- Opening Delimiter -

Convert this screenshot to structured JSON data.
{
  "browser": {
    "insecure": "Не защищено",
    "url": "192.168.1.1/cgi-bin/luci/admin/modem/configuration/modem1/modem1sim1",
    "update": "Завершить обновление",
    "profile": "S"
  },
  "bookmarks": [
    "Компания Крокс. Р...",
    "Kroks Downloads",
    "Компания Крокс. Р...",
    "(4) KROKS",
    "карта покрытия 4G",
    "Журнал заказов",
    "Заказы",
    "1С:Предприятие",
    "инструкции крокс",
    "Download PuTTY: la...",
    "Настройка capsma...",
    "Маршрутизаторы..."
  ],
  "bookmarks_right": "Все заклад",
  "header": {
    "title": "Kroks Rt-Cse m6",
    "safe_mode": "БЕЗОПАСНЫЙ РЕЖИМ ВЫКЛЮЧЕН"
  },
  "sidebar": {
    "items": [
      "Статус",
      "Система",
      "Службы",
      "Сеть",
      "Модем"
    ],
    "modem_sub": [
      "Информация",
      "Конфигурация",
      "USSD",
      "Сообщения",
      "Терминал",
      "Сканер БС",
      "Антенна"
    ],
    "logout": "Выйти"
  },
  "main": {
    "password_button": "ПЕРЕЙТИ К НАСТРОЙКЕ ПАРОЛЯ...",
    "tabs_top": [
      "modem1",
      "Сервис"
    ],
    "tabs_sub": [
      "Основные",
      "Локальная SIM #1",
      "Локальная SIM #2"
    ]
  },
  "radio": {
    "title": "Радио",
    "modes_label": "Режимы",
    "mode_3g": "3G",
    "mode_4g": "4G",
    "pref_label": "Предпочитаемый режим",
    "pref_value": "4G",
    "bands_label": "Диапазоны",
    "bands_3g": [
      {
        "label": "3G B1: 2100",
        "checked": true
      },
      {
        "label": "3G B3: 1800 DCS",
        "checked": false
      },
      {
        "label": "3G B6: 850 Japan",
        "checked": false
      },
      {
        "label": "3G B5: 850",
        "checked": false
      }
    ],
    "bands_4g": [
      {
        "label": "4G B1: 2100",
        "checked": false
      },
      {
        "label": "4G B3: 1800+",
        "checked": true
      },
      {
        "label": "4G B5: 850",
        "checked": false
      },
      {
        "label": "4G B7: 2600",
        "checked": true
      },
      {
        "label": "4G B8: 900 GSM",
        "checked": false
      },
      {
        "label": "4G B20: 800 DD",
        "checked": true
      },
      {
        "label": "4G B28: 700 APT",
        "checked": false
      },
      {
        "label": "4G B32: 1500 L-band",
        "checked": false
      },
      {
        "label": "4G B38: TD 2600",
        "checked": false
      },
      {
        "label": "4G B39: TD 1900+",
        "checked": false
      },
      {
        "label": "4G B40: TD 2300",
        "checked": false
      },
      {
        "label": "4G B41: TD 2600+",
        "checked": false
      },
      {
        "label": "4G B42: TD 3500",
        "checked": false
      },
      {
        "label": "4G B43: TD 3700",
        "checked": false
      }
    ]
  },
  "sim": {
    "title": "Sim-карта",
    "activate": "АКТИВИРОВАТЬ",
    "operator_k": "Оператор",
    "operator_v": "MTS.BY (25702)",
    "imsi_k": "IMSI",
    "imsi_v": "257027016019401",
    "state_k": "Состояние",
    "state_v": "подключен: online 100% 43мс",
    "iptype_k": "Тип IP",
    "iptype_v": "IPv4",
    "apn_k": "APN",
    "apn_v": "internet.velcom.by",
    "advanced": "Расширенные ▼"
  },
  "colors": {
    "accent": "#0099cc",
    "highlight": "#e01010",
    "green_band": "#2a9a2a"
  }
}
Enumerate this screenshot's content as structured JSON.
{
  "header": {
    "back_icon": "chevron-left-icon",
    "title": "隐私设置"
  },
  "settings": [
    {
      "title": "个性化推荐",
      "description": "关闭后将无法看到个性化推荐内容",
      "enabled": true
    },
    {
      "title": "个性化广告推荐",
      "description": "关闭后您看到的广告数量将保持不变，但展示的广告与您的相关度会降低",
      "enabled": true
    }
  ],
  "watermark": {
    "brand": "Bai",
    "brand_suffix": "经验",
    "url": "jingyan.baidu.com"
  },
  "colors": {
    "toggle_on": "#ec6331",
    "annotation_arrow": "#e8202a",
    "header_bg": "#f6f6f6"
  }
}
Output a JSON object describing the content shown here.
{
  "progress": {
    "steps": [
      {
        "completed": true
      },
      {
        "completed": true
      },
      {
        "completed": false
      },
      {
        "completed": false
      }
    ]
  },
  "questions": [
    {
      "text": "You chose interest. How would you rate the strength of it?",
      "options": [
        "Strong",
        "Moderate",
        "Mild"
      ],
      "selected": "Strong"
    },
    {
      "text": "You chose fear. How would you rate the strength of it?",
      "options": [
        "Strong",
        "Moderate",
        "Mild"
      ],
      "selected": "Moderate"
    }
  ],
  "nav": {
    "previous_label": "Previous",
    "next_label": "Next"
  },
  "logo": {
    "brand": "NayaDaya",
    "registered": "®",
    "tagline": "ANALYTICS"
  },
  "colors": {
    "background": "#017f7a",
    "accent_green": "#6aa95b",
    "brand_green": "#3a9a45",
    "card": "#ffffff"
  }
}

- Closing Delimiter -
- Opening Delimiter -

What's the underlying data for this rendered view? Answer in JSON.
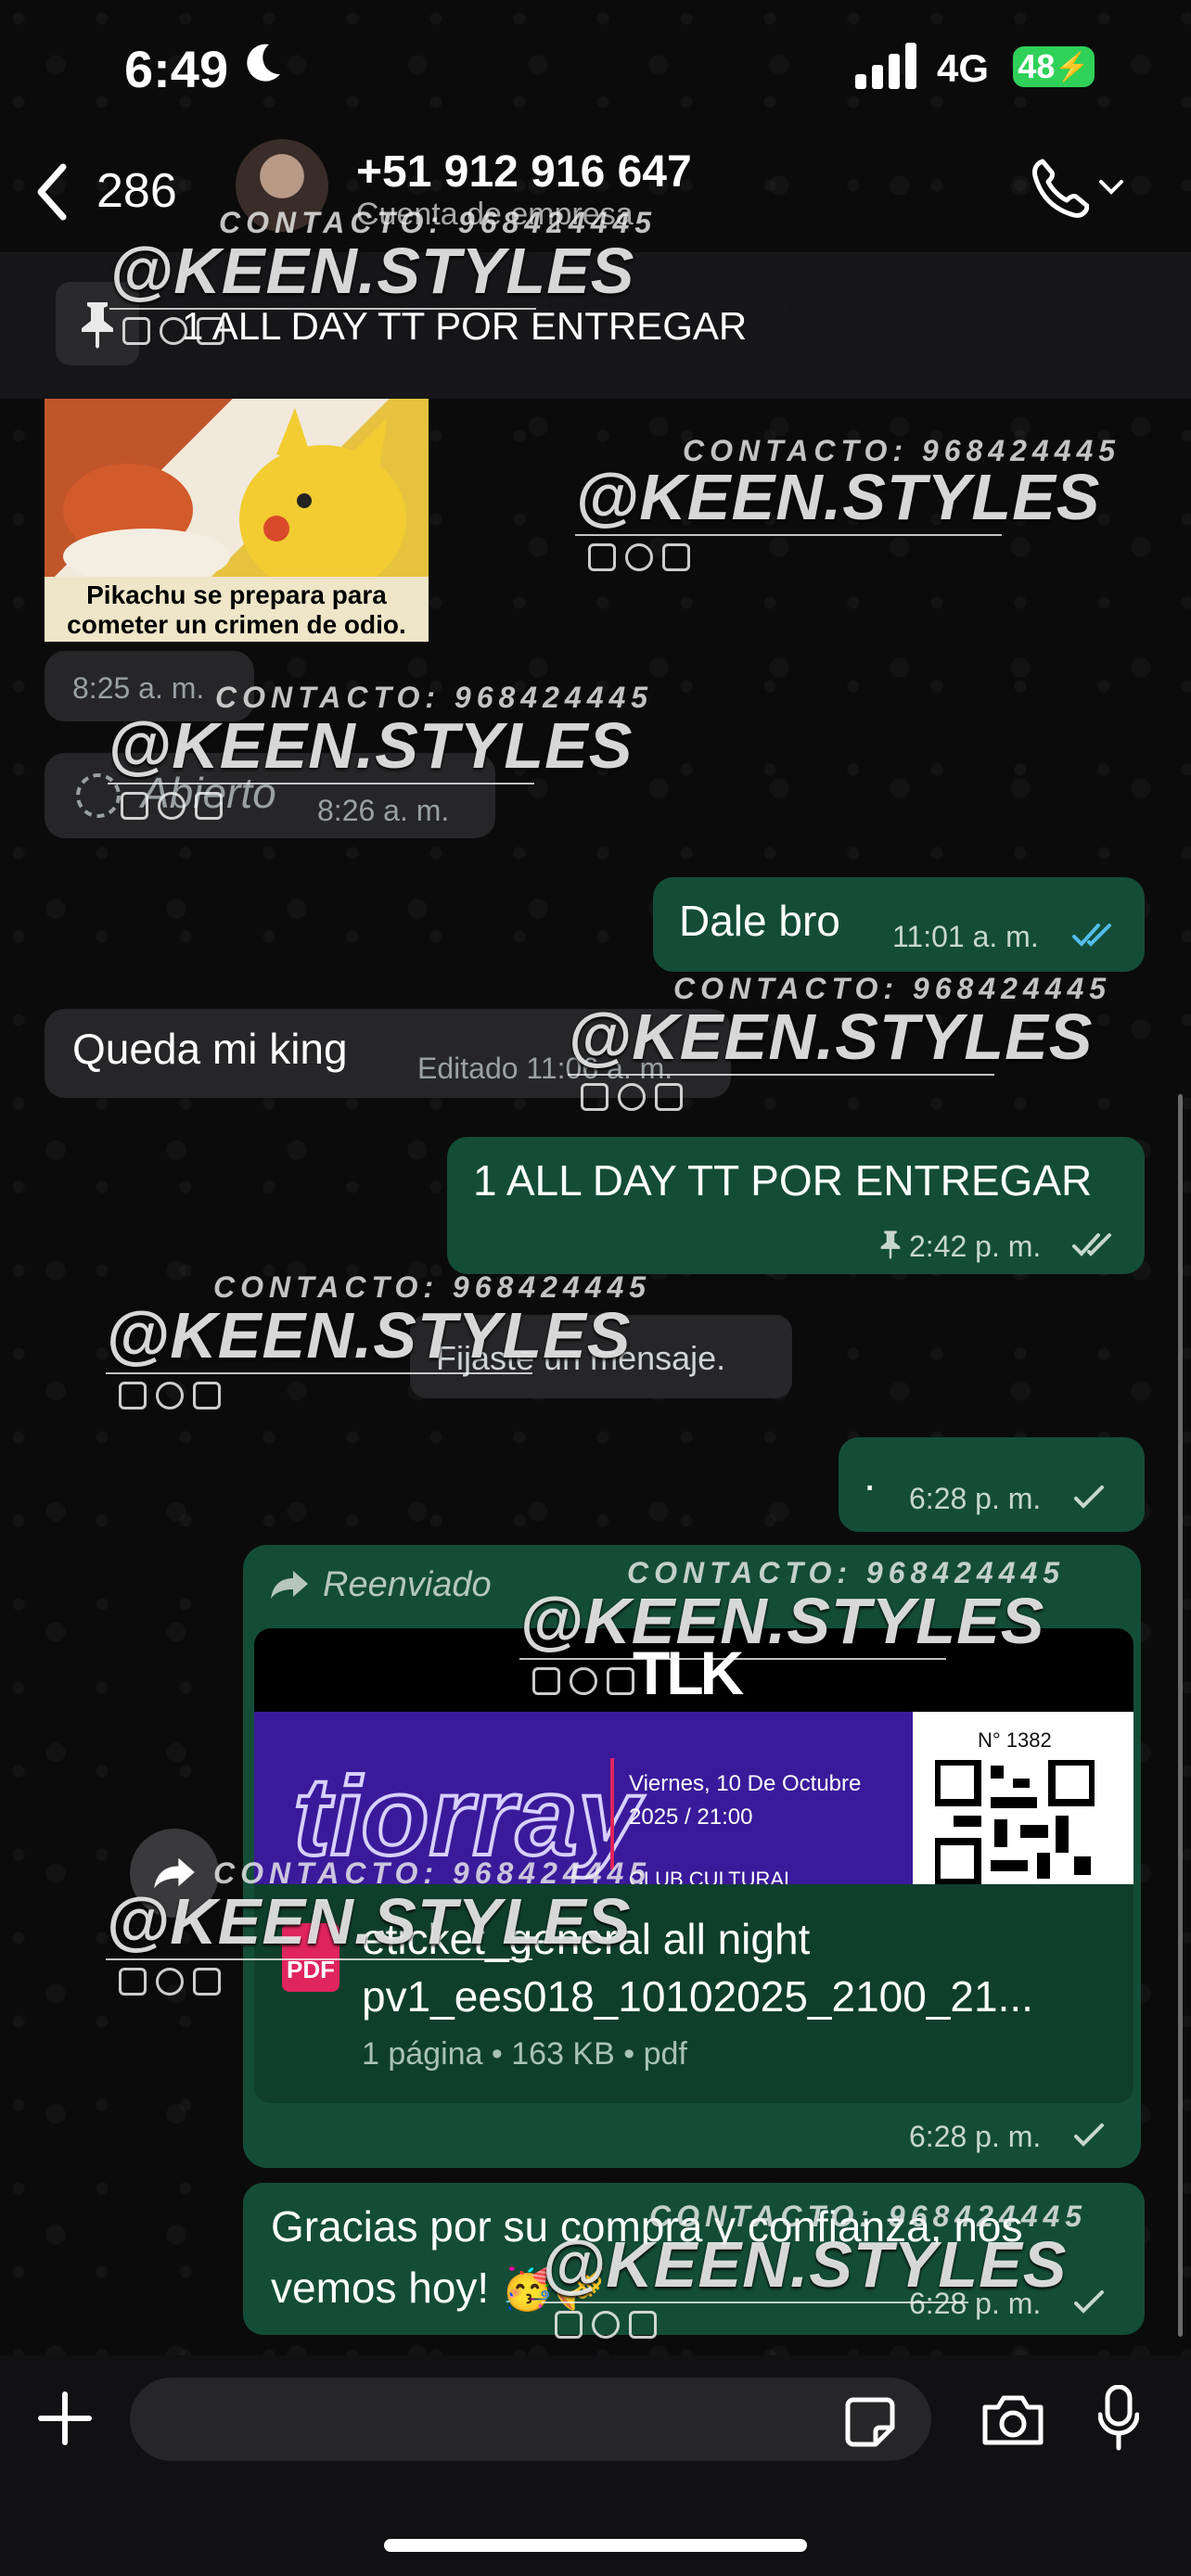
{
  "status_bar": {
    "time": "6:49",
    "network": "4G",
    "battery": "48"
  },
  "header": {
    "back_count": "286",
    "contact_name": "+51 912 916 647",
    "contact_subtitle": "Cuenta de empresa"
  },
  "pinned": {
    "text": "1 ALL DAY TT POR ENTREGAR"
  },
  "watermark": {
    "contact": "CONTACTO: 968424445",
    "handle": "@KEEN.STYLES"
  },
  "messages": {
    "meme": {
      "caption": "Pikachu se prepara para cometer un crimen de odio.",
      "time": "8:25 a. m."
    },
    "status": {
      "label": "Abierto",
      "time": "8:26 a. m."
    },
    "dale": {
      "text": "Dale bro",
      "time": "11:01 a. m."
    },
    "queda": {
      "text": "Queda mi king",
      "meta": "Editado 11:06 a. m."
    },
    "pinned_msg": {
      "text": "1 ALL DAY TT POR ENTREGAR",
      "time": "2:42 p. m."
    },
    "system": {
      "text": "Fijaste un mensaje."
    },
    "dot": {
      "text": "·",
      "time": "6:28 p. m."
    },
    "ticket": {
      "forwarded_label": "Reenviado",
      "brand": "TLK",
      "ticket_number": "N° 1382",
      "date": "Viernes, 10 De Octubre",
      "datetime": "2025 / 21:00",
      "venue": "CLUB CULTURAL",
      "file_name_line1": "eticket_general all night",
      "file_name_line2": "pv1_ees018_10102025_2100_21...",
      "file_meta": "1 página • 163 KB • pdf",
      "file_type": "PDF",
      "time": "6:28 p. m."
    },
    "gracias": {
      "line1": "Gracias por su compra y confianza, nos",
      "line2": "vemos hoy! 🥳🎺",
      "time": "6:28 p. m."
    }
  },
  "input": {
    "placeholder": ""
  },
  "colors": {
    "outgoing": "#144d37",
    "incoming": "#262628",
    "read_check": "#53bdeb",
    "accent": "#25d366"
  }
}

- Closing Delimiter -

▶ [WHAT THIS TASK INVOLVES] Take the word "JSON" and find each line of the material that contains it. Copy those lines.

▶ [OUTPUT OF THE TASK]
Convert this screenshot to structured JSON data.
Enumerate this screenshot's content as structured JSON.
Output a JSON object describing the content shown here.
What's the underlying data for this rendered view? Answer in JSON.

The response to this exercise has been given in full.